◆ **Study material**
☆ ☆ ☆ ☆ ☆
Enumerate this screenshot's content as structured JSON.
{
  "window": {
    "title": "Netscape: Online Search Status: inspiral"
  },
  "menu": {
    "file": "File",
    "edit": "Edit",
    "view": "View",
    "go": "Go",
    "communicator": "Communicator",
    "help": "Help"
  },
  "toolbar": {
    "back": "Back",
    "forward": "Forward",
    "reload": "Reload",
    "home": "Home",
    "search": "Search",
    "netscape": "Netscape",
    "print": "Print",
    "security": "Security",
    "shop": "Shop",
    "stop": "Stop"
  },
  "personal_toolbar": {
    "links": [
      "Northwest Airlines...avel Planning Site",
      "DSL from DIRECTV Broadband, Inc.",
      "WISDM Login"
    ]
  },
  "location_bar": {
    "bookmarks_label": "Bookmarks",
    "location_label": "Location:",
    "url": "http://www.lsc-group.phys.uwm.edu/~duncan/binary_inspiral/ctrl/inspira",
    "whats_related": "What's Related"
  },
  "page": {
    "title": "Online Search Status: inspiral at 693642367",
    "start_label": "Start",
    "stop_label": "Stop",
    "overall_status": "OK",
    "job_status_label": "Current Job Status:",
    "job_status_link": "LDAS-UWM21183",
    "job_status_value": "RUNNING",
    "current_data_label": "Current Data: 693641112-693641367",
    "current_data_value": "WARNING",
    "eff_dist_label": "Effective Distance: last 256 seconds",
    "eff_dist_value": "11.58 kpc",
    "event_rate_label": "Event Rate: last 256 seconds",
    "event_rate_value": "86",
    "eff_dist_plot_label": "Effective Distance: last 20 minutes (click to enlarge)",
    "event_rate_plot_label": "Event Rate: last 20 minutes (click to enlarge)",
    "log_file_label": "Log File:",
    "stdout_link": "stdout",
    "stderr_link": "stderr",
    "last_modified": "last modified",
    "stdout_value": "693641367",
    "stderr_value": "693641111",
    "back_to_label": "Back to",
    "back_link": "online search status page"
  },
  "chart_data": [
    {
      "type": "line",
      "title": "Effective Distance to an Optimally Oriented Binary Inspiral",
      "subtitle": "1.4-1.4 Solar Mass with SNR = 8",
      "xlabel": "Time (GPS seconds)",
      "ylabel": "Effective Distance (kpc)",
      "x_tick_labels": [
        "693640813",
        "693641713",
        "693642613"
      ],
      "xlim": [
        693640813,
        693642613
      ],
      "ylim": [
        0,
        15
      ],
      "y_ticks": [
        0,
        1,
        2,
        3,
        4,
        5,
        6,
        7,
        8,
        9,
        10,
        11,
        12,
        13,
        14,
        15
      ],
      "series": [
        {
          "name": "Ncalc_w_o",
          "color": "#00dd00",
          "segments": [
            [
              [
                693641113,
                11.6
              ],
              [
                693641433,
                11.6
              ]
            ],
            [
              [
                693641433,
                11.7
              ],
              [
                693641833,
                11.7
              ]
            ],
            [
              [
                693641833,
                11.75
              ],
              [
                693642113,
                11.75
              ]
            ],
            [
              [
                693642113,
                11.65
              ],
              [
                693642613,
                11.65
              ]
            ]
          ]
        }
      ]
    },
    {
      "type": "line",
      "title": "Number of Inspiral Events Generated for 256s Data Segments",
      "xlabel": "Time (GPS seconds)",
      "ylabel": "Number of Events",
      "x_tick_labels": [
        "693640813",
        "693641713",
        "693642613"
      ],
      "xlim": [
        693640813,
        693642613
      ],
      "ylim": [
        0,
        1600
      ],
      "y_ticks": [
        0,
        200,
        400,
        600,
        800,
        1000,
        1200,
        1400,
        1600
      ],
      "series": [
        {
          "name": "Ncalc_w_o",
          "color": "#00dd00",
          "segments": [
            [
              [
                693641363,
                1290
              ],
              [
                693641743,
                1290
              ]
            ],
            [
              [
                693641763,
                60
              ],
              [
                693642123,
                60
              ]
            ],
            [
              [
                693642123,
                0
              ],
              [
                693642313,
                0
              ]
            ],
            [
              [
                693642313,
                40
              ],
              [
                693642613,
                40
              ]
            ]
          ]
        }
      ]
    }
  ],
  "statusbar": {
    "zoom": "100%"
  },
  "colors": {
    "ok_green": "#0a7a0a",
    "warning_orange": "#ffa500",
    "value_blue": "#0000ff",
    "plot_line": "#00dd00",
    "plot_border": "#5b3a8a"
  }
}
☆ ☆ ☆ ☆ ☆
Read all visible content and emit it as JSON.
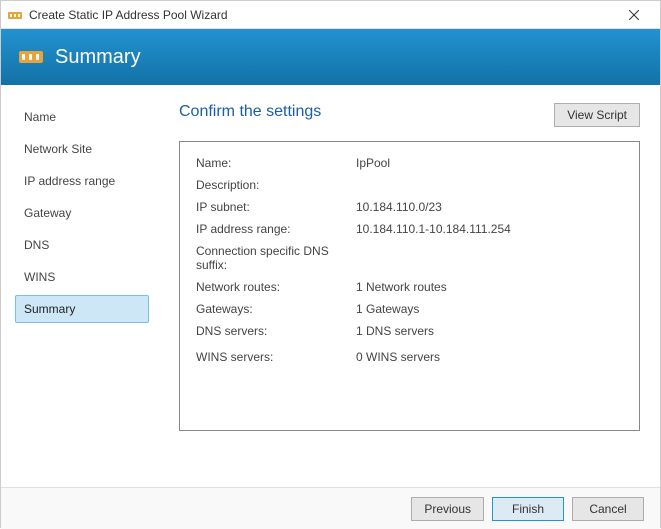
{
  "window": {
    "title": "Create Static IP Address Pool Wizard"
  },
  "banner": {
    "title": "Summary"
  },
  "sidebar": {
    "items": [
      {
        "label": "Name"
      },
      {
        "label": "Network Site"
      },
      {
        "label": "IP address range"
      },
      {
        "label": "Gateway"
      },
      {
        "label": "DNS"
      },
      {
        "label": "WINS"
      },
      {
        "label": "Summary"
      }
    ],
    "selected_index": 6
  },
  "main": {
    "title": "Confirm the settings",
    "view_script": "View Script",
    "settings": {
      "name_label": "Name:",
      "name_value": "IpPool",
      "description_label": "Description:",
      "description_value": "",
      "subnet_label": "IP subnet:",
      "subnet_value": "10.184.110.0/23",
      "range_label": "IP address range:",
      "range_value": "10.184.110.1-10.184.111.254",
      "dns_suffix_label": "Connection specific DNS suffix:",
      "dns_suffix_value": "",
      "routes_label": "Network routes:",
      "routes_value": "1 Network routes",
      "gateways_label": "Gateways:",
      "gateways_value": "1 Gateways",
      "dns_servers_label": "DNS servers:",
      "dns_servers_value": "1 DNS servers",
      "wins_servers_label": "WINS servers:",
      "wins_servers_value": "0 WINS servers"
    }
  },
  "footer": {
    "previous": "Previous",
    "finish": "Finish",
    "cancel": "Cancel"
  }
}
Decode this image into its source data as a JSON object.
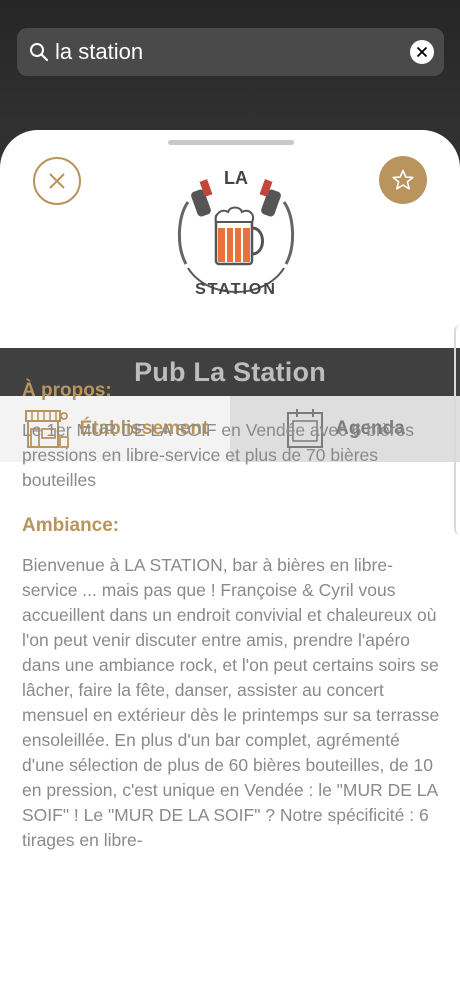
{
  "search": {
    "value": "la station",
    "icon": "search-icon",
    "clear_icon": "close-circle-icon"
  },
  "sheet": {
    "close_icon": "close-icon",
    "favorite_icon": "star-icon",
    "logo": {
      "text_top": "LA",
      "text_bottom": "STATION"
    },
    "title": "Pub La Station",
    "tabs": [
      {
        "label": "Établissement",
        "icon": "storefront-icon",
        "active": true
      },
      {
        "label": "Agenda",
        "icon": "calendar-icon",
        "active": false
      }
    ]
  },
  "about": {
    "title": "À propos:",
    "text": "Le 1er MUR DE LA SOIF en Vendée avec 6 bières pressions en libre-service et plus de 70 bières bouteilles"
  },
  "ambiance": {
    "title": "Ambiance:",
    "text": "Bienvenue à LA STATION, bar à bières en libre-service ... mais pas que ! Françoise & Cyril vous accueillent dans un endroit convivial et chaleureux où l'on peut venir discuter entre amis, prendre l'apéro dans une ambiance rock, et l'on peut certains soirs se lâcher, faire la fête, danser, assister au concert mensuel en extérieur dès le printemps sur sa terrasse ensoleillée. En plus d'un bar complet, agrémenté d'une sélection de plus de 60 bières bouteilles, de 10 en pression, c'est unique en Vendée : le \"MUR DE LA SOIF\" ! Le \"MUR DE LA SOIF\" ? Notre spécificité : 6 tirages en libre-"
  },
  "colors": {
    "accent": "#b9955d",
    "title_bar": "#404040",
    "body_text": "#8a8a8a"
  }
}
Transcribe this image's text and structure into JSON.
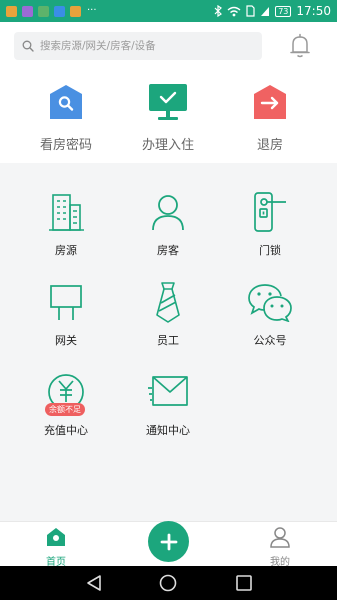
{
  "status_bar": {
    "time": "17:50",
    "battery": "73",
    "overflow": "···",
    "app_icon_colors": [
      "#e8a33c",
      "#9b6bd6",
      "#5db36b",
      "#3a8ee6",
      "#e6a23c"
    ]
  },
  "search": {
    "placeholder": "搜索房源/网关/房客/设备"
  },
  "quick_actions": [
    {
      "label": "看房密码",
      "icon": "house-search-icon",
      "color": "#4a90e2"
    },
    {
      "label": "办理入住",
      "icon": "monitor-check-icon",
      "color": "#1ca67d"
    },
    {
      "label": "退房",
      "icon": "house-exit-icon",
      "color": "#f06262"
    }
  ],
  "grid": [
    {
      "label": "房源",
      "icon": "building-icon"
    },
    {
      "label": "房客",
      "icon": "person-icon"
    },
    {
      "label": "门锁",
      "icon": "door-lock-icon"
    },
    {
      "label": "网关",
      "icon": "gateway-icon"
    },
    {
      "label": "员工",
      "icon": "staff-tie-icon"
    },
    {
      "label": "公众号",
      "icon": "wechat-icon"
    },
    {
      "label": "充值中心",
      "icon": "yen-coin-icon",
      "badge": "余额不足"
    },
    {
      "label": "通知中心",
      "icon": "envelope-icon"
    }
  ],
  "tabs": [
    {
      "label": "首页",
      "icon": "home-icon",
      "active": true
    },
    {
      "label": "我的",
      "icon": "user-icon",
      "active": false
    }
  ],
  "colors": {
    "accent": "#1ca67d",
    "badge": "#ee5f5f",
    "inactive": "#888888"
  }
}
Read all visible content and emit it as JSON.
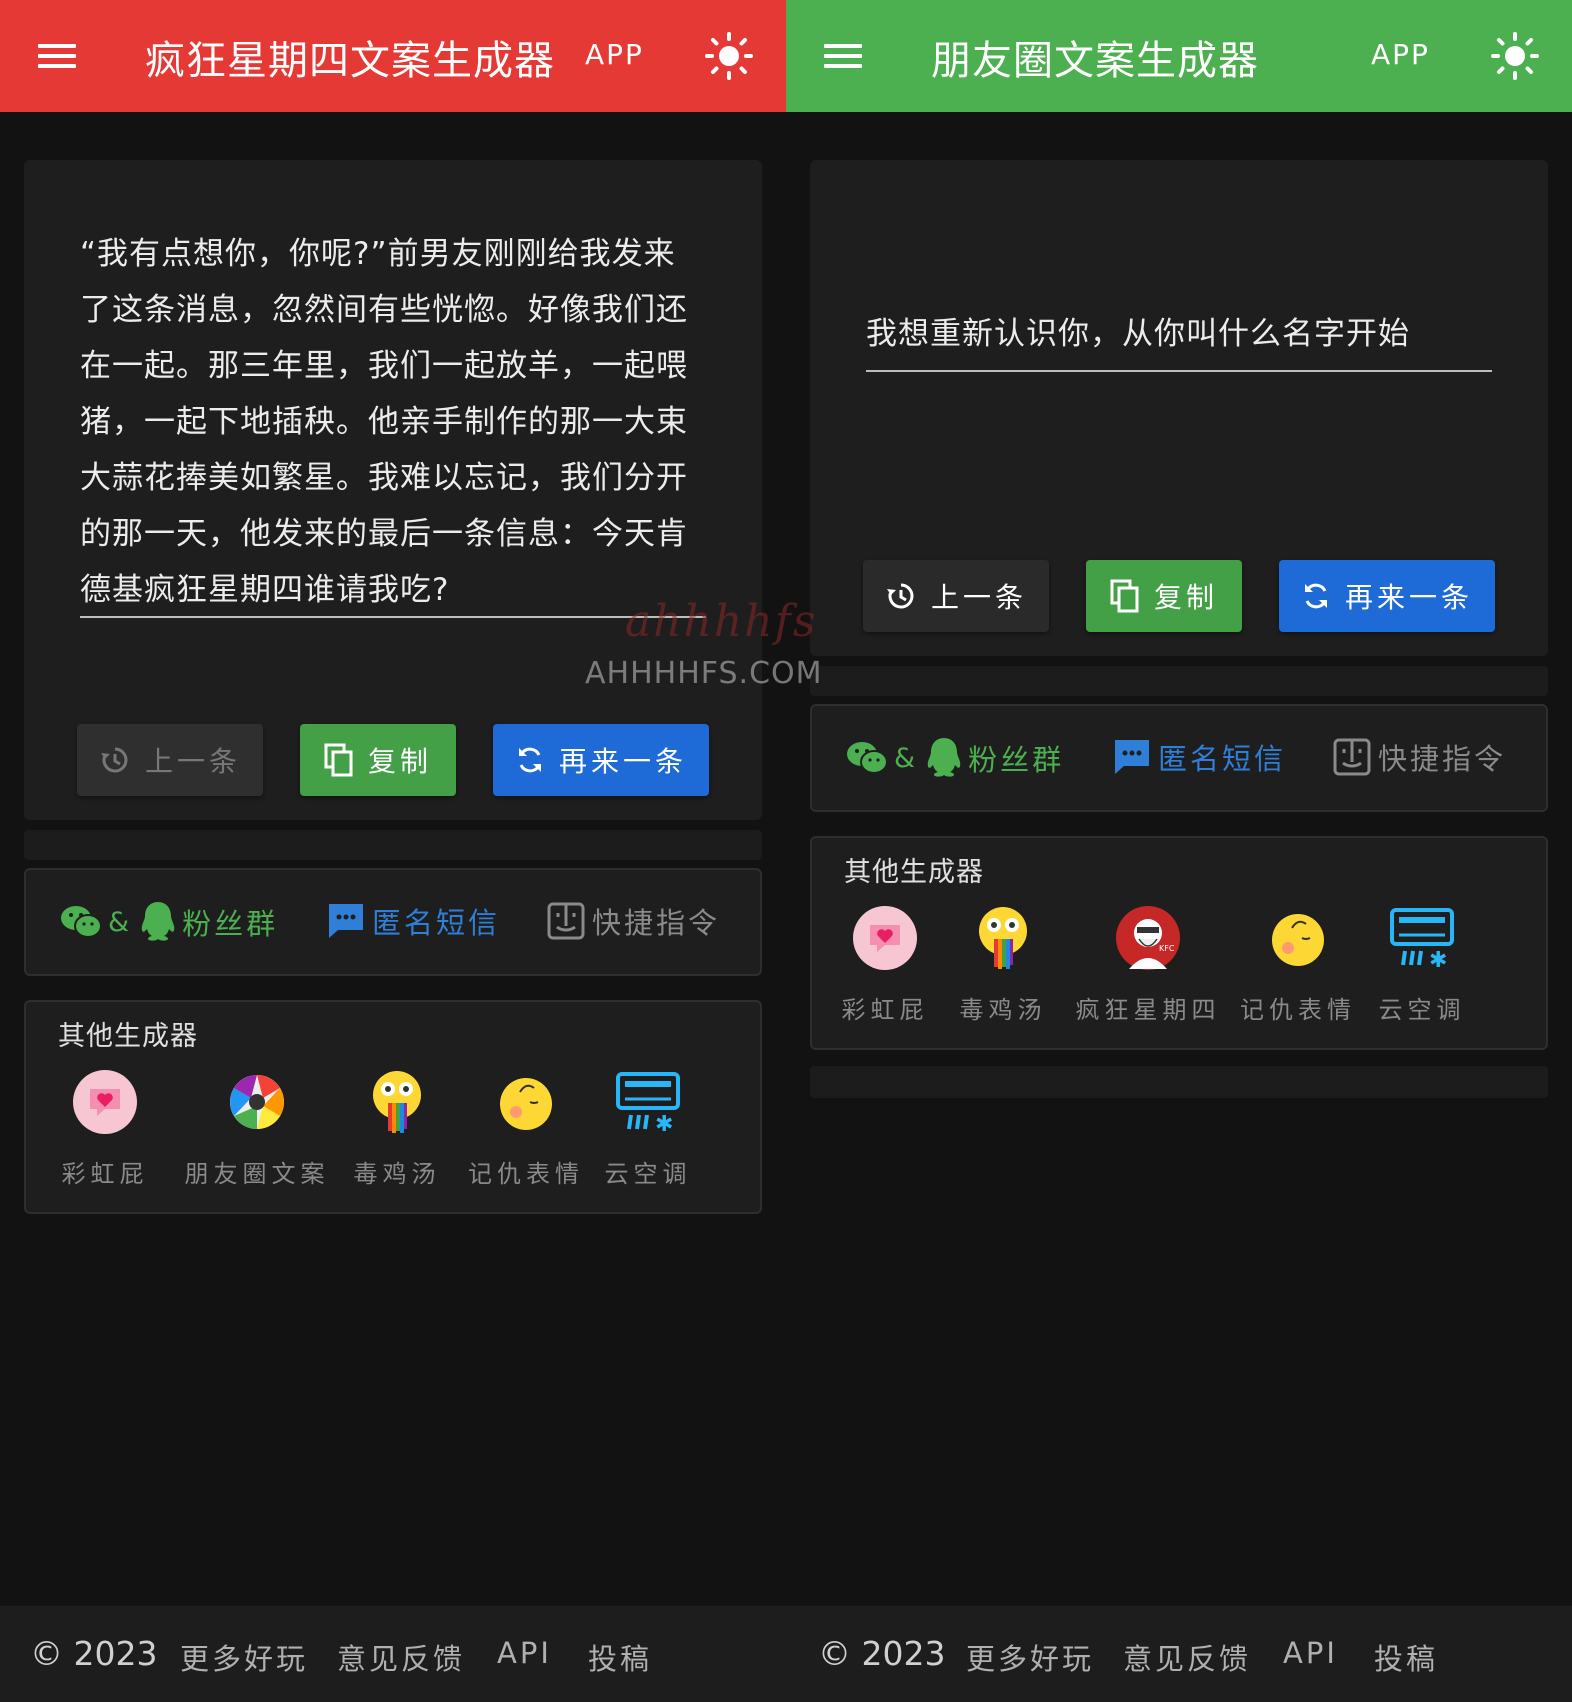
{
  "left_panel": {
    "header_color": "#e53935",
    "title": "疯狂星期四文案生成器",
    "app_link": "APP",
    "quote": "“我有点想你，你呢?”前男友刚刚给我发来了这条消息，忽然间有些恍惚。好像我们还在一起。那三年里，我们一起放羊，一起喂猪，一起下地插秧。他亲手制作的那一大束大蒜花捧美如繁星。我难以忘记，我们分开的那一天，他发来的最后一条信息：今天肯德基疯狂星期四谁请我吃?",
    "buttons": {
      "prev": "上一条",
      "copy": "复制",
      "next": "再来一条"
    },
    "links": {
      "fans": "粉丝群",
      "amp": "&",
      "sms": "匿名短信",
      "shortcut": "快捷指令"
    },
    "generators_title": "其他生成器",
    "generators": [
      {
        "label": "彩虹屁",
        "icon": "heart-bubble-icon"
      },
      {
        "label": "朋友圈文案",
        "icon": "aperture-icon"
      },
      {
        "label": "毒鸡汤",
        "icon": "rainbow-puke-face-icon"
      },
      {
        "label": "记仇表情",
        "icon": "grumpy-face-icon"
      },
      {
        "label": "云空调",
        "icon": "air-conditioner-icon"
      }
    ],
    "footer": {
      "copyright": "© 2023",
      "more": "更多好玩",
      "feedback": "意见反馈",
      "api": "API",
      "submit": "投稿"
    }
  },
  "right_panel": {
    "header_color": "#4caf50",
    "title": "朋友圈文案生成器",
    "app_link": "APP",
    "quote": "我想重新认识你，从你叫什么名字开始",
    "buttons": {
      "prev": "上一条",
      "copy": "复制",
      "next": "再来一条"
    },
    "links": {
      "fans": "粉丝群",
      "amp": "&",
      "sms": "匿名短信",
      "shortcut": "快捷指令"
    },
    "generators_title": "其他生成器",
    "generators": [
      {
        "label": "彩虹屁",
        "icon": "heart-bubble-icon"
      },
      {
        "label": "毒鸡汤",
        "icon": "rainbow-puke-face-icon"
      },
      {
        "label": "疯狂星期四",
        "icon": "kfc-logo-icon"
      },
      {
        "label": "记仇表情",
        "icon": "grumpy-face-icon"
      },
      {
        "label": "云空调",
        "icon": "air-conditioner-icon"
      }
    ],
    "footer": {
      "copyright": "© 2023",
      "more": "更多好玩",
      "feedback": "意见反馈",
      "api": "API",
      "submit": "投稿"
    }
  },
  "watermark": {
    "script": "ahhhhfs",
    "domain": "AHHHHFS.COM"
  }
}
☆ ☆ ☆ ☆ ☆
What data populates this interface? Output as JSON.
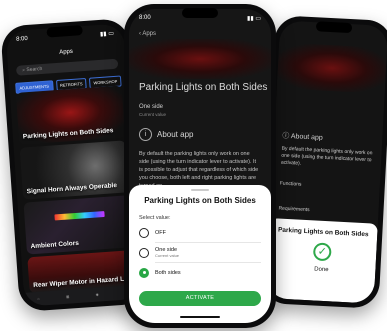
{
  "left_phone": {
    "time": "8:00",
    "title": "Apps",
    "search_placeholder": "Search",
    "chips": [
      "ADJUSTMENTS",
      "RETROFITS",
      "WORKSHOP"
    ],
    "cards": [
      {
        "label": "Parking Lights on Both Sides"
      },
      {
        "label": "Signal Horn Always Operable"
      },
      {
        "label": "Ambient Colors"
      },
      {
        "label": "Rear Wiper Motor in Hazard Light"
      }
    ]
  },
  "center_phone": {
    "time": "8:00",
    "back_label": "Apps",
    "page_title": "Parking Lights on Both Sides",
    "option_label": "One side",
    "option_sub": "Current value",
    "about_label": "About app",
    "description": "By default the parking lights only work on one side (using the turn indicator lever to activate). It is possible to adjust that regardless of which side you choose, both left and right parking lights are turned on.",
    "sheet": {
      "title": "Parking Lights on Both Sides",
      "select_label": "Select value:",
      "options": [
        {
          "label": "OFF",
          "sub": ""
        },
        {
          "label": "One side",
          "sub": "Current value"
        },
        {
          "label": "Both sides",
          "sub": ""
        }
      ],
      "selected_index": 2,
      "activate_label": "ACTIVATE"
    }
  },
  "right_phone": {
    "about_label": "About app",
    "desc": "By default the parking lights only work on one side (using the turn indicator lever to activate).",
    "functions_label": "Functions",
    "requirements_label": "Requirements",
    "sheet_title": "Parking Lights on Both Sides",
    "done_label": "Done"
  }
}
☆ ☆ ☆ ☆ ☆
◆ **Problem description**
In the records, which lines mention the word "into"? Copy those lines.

◆ **Solution to the exercise**
Decode this image into its source data as a JSON object.
Transcribe this image's text and structure into JSON.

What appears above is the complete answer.